■ WHAT NEEDS TO BE DONE ■
Nothing in the entries may be altered; copy them all exactly.

Component data from apps and pages:
>>>>>

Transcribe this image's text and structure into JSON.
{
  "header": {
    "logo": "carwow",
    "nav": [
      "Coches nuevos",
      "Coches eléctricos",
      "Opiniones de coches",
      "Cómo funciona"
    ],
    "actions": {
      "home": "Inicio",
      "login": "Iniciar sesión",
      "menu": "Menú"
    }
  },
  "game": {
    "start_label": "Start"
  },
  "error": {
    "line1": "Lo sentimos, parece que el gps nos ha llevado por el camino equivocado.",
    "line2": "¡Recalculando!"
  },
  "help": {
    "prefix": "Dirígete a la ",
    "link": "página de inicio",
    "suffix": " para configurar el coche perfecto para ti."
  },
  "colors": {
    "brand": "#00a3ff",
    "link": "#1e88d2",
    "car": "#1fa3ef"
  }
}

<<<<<

■ RESULT BELOW ■
Transcribe this image's text and structure into JSON.
{
  "header": {
    "logo": "carwow",
    "nav": [
      "Coches nuevos",
      "Coches eléctricos",
      "Opiniones de coches",
      "Cómo funciona"
    ],
    "actions": {
      "home": "Inicio",
      "login": "Iniciar sesión",
      "menu": "Menú"
    }
  },
  "game": {
    "start_label": "Start"
  },
  "error": {
    "line1": "Lo sentimos, parece que el gps nos ha llevado por el camino equivocado.",
    "line2": "¡Recalculando!"
  },
  "help": {
    "prefix": "Dirígete a la ",
    "link": "página de inicio",
    "suffix": " para configurar el coche perfecto para ti."
  },
  "colors": {
    "brand": "#00a3ff",
    "link": "#1e88d2",
    "car": "#1fa3ef"
  }
}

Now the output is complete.